Toledo-Zaragoza was sitting in his wheelchair along the parade route, between his son and a nephew, when the bullets started flying. “We realized our grandfather was hit,” Xochil Toledo, his granddaughter, said. “We saw blood and everything splattered onto us.”
Toledo-Zaragoza had moved back to Highland Park a few months ago from Mexico at the urging of family members. He had been struck by a car while walking in Highland Park a few years ago in a prior stint living with family, and had a range of resulting medical issues.
“We brought him over here so he could have a better life,” Toledo said. “His sons wanted to take care of him and be more in his life, and then this tragedy happened.”
Eduardo Uvaldo, 69
Eduardo Uvaldo, a father of four and grandfather of 17, watched telenovelas every morning with his wife, Maria. He also made sure to catch Team Mexico soccer matches and Chicago Cubs baseball games.
And every Fourth of July, he went with his family to the Highland Park parade.
Brian Hogan, 13, described his grandfather as doting and “goofy,” with a knack for funny faces. Uvaldo came to the United States from Mexico when he was 15, his family said, working janitor and maintenance jobs until his retirement.
Jacquelyn Sundheim, 63
A smile and a hug. Those were the guarantees every time Jacquelyn Sundheim — known as “Jacki” — walked into Marlena Jayatilake’s spice shop in downtown Highland Park.
“She was such a beautiful human being, a beautiful ray of light,” Jayatilake said. “So it’s definitely a dark day.”
Sundheim, a member of the North Shore Congregation Israel in Glencoe, Illinois, was among the people killed at the parade, according to the synagogue, where friends said she coordinated events and did a bit of everything else.
Janet Grable, a friend, said she went far beyond her expectations in planning the bar mitzvahs for both her children and arranging special seating for her mother when she joined services while in town.
Stephen Straus, 88
A father of two, a grandfather of four and a financial adviser who, at 88, still took the train every day from his Highland Park home to his office at a brokerage firm in Chicago, Stephen Straus “should not have had to die this way,” his niece, Cynthia Straus, said.
“He was an honorable man who worked his whole life and looked out for his family and gave everyone the best he had,” Cynthia Straus said. “He was kind and gentle and had huge intelligence and humor and wit.”

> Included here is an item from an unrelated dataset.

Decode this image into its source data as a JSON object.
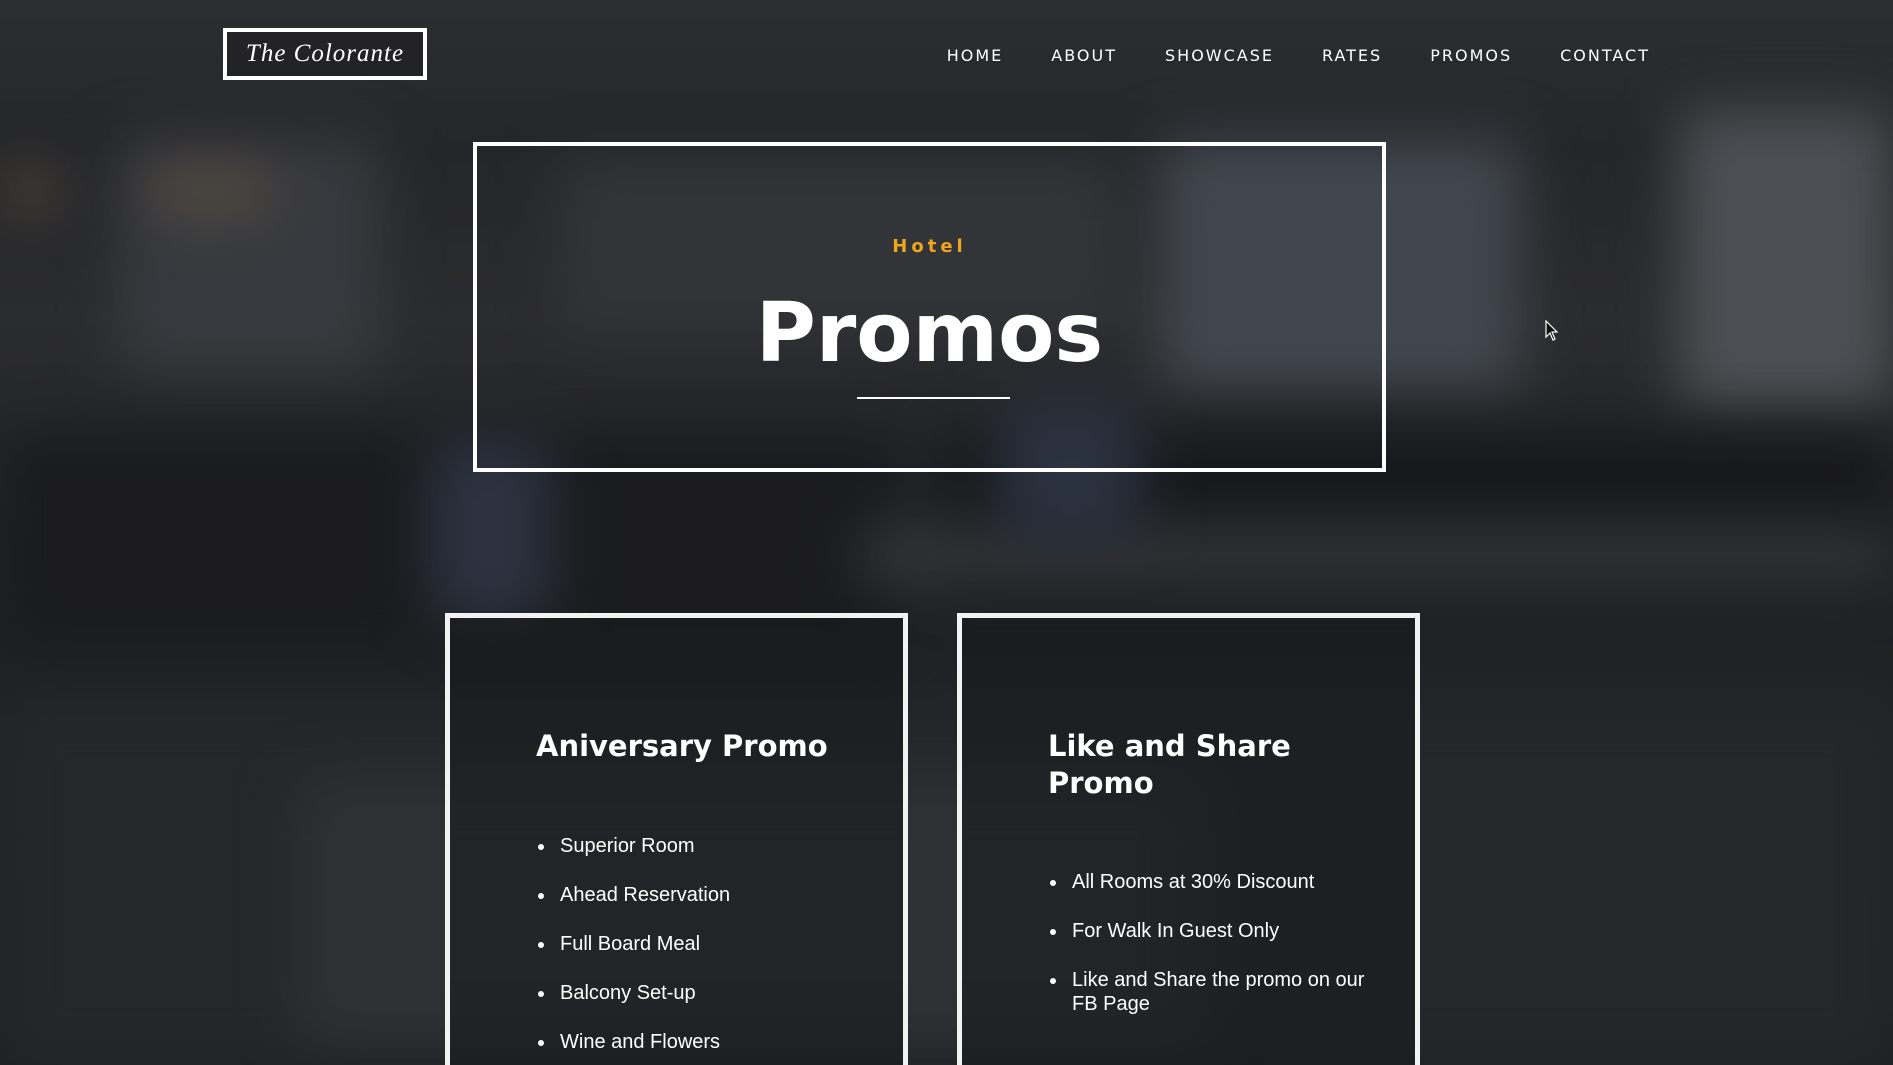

Two of Stephen Straus’ grandsons, Tobias Straus, 20, and Maxwell Straus, 18, said that they and their parents typically gathered with Straus and his wife for dinner each Sunday evening, including the evening before the shooting. Tobias, who fondly recalled his grandfather’s sense of humor, said Straus was in vintage form.
“He ordered ‘spaghetti with two meatballs, hold one meatball,’” Tobias Straus said. After he complimented his grandfather’s watch, he added, his grandfather gave it to him “out of nowhere.”

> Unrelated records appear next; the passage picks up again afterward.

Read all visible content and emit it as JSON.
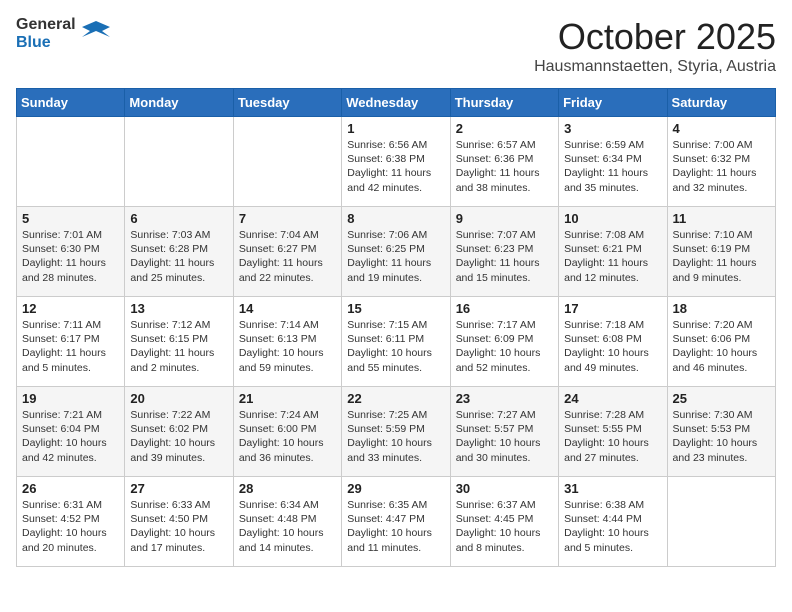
{
  "header": {
    "logo_general": "General",
    "logo_blue": "Blue",
    "month": "October 2025",
    "location": "Hausmannstaetten, Styria, Austria"
  },
  "weekdays": [
    "Sunday",
    "Monday",
    "Tuesday",
    "Wednesday",
    "Thursday",
    "Friday",
    "Saturday"
  ],
  "weeks": [
    [
      {
        "day": "",
        "detail": ""
      },
      {
        "day": "",
        "detail": ""
      },
      {
        "day": "",
        "detail": ""
      },
      {
        "day": "1",
        "detail": "Sunrise: 6:56 AM\nSunset: 6:38 PM\nDaylight: 11 hours\nand 42 minutes."
      },
      {
        "day": "2",
        "detail": "Sunrise: 6:57 AM\nSunset: 6:36 PM\nDaylight: 11 hours\nand 38 minutes."
      },
      {
        "day": "3",
        "detail": "Sunrise: 6:59 AM\nSunset: 6:34 PM\nDaylight: 11 hours\nand 35 minutes."
      },
      {
        "day": "4",
        "detail": "Sunrise: 7:00 AM\nSunset: 6:32 PM\nDaylight: 11 hours\nand 32 minutes."
      }
    ],
    [
      {
        "day": "5",
        "detail": "Sunrise: 7:01 AM\nSunset: 6:30 PM\nDaylight: 11 hours\nand 28 minutes."
      },
      {
        "day": "6",
        "detail": "Sunrise: 7:03 AM\nSunset: 6:28 PM\nDaylight: 11 hours\nand 25 minutes."
      },
      {
        "day": "7",
        "detail": "Sunrise: 7:04 AM\nSunset: 6:27 PM\nDaylight: 11 hours\nand 22 minutes."
      },
      {
        "day": "8",
        "detail": "Sunrise: 7:06 AM\nSunset: 6:25 PM\nDaylight: 11 hours\nand 19 minutes."
      },
      {
        "day": "9",
        "detail": "Sunrise: 7:07 AM\nSunset: 6:23 PM\nDaylight: 11 hours\nand 15 minutes."
      },
      {
        "day": "10",
        "detail": "Sunrise: 7:08 AM\nSunset: 6:21 PM\nDaylight: 11 hours\nand 12 minutes."
      },
      {
        "day": "11",
        "detail": "Sunrise: 7:10 AM\nSunset: 6:19 PM\nDaylight: 11 hours\nand 9 minutes."
      }
    ],
    [
      {
        "day": "12",
        "detail": "Sunrise: 7:11 AM\nSunset: 6:17 PM\nDaylight: 11 hours\nand 5 minutes."
      },
      {
        "day": "13",
        "detail": "Sunrise: 7:12 AM\nSunset: 6:15 PM\nDaylight: 11 hours\nand 2 minutes."
      },
      {
        "day": "14",
        "detail": "Sunrise: 7:14 AM\nSunset: 6:13 PM\nDaylight: 10 hours\nand 59 minutes."
      },
      {
        "day": "15",
        "detail": "Sunrise: 7:15 AM\nSunset: 6:11 PM\nDaylight: 10 hours\nand 55 minutes."
      },
      {
        "day": "16",
        "detail": "Sunrise: 7:17 AM\nSunset: 6:09 PM\nDaylight: 10 hours\nand 52 minutes."
      },
      {
        "day": "17",
        "detail": "Sunrise: 7:18 AM\nSunset: 6:08 PM\nDaylight: 10 hours\nand 49 minutes."
      },
      {
        "day": "18",
        "detail": "Sunrise: 7:20 AM\nSunset: 6:06 PM\nDaylight: 10 hours\nand 46 minutes."
      }
    ],
    [
      {
        "day": "19",
        "detail": "Sunrise: 7:21 AM\nSunset: 6:04 PM\nDaylight: 10 hours\nand 42 minutes."
      },
      {
        "day": "20",
        "detail": "Sunrise: 7:22 AM\nSunset: 6:02 PM\nDaylight: 10 hours\nand 39 minutes."
      },
      {
        "day": "21",
        "detail": "Sunrise: 7:24 AM\nSunset: 6:00 PM\nDaylight: 10 hours\nand 36 minutes."
      },
      {
        "day": "22",
        "detail": "Sunrise: 7:25 AM\nSunset: 5:59 PM\nDaylight: 10 hours\nand 33 minutes."
      },
      {
        "day": "23",
        "detail": "Sunrise: 7:27 AM\nSunset: 5:57 PM\nDaylight: 10 hours\nand 30 minutes."
      },
      {
        "day": "24",
        "detail": "Sunrise: 7:28 AM\nSunset: 5:55 PM\nDaylight: 10 hours\nand 27 minutes."
      },
      {
        "day": "25",
        "detail": "Sunrise: 7:30 AM\nSunset: 5:53 PM\nDaylight: 10 hours\nand 23 minutes."
      }
    ],
    [
      {
        "day": "26",
        "detail": "Sunrise: 6:31 AM\nSunset: 4:52 PM\nDaylight: 10 hours\nand 20 minutes."
      },
      {
        "day": "27",
        "detail": "Sunrise: 6:33 AM\nSunset: 4:50 PM\nDaylight: 10 hours\nand 17 minutes."
      },
      {
        "day": "28",
        "detail": "Sunrise: 6:34 AM\nSunset: 4:48 PM\nDaylight: 10 hours\nand 14 minutes."
      },
      {
        "day": "29",
        "detail": "Sunrise: 6:35 AM\nSunset: 4:47 PM\nDaylight: 10 hours\nand 11 minutes."
      },
      {
        "day": "30",
        "detail": "Sunrise: 6:37 AM\nSunset: 4:45 PM\nDaylight: 10 hours\nand 8 minutes."
      },
      {
        "day": "31",
        "detail": "Sunrise: 6:38 AM\nSunset: 4:44 PM\nDaylight: 10 hours\nand 5 minutes."
      },
      {
        "day": "",
        "detail": ""
      }
    ]
  ]
}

“It was literally the night before.”
Cynthia Straus said her uncle and his community should have been better protected: “There’s kind of a mentality that this stuff doesn’t touch us,” she said.
“And no one can think that way right now — we are in an internal war in this country. This country is turning on itself. And innocent people are dying.”